**DATA EXTRACT**
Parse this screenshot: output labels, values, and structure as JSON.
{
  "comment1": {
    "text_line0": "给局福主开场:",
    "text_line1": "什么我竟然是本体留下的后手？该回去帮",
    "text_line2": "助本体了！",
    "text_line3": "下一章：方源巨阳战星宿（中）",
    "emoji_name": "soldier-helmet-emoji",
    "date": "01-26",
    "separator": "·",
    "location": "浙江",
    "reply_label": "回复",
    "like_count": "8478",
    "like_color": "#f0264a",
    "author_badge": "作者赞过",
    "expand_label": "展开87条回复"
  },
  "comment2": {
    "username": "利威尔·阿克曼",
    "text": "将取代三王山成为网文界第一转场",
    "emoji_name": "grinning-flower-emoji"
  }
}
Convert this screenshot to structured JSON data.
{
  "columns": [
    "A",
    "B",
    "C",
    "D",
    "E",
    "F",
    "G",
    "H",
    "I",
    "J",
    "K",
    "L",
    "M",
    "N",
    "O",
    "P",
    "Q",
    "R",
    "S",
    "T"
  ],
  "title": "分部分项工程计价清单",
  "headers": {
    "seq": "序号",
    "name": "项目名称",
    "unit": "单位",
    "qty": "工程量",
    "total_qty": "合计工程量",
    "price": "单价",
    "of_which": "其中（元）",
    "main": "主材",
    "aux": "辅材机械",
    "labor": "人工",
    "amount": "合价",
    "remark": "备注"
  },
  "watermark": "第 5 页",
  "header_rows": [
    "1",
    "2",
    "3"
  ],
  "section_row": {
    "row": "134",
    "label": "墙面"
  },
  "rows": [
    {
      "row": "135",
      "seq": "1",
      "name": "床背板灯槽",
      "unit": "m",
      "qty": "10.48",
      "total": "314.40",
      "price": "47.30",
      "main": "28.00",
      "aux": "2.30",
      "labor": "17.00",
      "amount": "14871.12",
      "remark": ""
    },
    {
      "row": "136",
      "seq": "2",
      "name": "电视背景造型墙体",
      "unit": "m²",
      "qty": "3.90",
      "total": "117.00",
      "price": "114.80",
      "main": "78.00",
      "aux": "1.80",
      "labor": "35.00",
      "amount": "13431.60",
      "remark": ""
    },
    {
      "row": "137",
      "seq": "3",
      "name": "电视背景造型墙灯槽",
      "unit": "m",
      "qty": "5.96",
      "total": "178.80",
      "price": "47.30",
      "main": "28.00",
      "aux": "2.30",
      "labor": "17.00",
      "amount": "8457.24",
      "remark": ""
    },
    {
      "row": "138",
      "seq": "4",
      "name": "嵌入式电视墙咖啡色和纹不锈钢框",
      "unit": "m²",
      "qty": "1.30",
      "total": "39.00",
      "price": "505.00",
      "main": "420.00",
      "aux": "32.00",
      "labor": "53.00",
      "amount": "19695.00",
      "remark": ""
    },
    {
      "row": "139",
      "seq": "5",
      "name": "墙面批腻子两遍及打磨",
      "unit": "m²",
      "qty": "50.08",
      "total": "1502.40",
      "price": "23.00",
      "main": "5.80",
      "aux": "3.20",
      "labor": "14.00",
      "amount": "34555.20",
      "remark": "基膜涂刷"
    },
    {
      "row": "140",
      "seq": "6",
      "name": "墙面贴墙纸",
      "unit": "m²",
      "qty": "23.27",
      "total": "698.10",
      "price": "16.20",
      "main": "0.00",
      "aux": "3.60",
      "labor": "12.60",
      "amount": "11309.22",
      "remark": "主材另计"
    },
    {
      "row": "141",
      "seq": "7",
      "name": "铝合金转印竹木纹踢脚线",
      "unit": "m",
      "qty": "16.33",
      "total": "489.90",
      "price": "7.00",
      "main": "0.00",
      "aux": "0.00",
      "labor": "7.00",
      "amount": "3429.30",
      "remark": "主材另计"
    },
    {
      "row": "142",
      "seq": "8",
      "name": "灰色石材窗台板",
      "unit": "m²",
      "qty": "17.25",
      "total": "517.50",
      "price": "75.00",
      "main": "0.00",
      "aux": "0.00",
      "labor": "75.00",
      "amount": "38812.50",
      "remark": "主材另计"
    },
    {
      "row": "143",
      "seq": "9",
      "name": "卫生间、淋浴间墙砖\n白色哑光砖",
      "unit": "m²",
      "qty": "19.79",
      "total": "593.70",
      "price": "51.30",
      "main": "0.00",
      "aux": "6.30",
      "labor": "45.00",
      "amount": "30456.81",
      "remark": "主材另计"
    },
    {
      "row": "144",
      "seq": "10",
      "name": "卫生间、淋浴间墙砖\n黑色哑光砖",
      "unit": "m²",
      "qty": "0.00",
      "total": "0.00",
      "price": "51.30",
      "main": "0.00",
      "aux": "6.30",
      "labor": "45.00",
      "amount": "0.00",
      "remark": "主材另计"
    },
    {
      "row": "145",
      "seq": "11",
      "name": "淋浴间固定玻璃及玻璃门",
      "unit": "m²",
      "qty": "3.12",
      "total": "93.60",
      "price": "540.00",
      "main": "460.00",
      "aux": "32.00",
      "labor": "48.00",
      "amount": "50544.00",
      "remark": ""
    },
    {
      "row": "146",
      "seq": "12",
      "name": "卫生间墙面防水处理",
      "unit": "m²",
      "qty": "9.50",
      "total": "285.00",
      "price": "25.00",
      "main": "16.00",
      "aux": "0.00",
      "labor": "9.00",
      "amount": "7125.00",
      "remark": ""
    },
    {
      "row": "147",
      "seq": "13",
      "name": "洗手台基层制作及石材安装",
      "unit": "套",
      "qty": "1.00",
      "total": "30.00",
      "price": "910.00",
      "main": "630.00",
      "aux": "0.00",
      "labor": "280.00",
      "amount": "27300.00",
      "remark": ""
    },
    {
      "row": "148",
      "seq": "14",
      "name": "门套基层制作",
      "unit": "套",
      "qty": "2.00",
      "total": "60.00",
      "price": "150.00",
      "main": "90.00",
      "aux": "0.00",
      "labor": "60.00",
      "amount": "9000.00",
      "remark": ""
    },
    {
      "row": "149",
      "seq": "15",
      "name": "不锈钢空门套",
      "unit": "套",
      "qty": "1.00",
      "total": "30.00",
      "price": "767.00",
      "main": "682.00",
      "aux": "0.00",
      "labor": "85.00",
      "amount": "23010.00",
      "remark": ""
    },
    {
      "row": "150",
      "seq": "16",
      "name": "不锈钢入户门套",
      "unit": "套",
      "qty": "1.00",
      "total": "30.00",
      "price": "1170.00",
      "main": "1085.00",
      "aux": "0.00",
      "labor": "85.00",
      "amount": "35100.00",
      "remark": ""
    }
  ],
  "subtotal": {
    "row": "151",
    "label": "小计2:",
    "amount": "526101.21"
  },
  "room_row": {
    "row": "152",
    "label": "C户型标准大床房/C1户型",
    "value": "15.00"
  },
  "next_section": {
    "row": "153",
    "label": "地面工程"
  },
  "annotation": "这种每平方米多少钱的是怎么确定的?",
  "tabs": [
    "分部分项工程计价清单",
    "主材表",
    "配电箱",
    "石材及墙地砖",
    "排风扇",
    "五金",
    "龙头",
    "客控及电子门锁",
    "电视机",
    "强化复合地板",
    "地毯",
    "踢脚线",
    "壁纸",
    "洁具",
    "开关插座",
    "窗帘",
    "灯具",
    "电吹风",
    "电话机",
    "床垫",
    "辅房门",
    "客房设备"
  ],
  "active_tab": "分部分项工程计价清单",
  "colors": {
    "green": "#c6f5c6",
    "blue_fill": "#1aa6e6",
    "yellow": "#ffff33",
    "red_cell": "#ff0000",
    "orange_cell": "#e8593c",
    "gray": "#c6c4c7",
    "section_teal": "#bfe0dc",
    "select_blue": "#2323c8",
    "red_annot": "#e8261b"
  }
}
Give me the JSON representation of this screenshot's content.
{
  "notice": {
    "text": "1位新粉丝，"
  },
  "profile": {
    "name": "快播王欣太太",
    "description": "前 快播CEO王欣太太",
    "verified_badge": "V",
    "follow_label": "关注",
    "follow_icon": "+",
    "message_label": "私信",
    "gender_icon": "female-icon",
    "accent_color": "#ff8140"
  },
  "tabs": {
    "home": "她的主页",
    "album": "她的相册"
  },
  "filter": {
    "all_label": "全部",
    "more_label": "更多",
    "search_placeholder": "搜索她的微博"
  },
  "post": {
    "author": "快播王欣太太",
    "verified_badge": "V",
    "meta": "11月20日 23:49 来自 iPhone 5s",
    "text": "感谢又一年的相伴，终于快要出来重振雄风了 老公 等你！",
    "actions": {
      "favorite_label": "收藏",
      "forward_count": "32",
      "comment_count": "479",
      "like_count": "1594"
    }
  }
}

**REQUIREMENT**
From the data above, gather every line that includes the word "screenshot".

**SOLUTION FOR THIS EXERCISE**
Parse this screenshot: output labels, values, and structure as JSON.
Convert this screenshot to structured JSON data.
Give me the JSON representation of this screenshot's content.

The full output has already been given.